What you are asked to do
For the listing below, report all lines that hold the word "title".

Dataset extract

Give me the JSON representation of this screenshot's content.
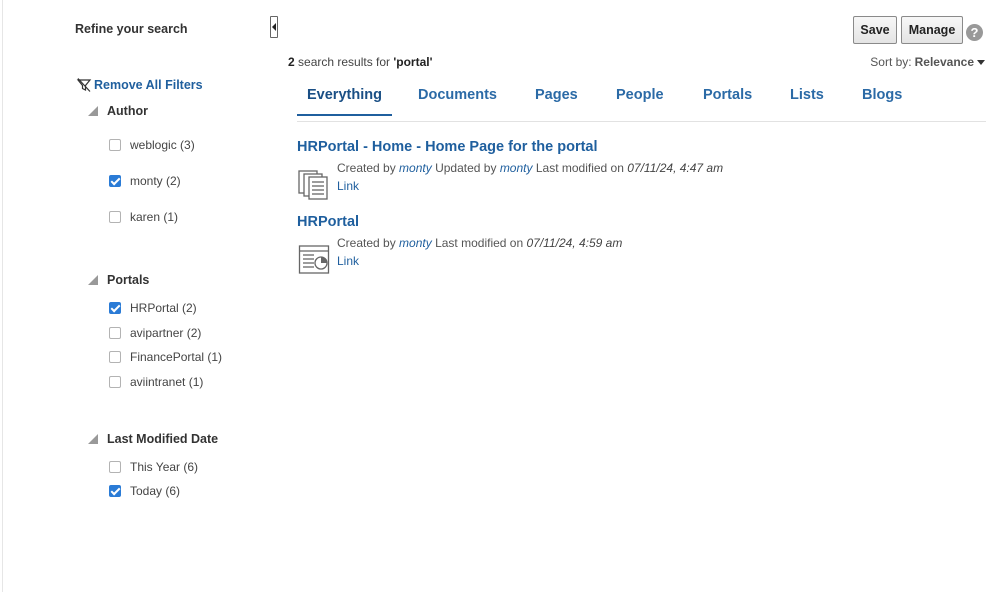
{
  "sidebar": {
    "title": "Refine your search",
    "remove_filters": "Remove All Filters",
    "facets": [
      {
        "title": "Author",
        "options": [
          {
            "label": "weblogic (3)",
            "checked": false
          },
          {
            "label": "monty (2)",
            "checked": true
          },
          {
            "label": "karen (1)",
            "checked": false
          }
        ]
      },
      {
        "title": "Portals",
        "options": [
          {
            "label": "HRPortal (2)",
            "checked": true
          },
          {
            "label": "avipartner (2)",
            "checked": false
          },
          {
            "label": "FinancePortal (1)",
            "checked": false
          },
          {
            "label": "aviintranet (1)",
            "checked": false
          }
        ]
      },
      {
        "title": "Last Modified Date",
        "options": [
          {
            "label": "This Year (6)",
            "checked": false
          },
          {
            "label": "Today (6)",
            "checked": true
          }
        ]
      }
    ]
  },
  "toolbar": {
    "save_label": "Save",
    "manage_label": "Manage",
    "help_label": "?"
  },
  "results_summary": {
    "count": "2",
    "text": " search results for ",
    "query": "'portal'"
  },
  "sort": {
    "label": "Sort by:",
    "value": "Relevance"
  },
  "tabs": [
    {
      "label": "Everything",
      "active": true
    },
    {
      "label": "Documents",
      "active": false
    },
    {
      "label": "Pages",
      "active": false
    },
    {
      "label": "People",
      "active": false
    },
    {
      "label": "Portals",
      "active": false
    },
    {
      "label": "Lists",
      "active": false
    },
    {
      "label": "Blogs",
      "active": false
    }
  ],
  "results": [
    {
      "title": "HRPortal - Home - Home Page for the portal",
      "icon": "pages-stack-icon",
      "created_prefix": "Created by",
      "created_by": "monty",
      "updated_prefix": "Updated by",
      "updated_by": "monty",
      "modified_prefix": "Last modified on",
      "modified": "07/11/24, 4:47 am",
      "link": "Link"
    },
    {
      "title": "HRPortal",
      "icon": "portal-page-icon",
      "created_prefix": "Created by",
      "created_by": "monty",
      "modified_prefix": "Last modified on",
      "modified": "07/11/24, 4:59 am",
      "link": "Link"
    }
  ],
  "colors": {
    "accent": "#1f5f9e",
    "checkbox": "#2a7bd6"
  }
}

Output for this task
    "title": "Refine your search",
        "title": "Author",
        "title": "Portals",
        "title": "Last Modified Date",
      "title": "HRPortal - Home - Home Page for the portal",
      "title": "HRPortal",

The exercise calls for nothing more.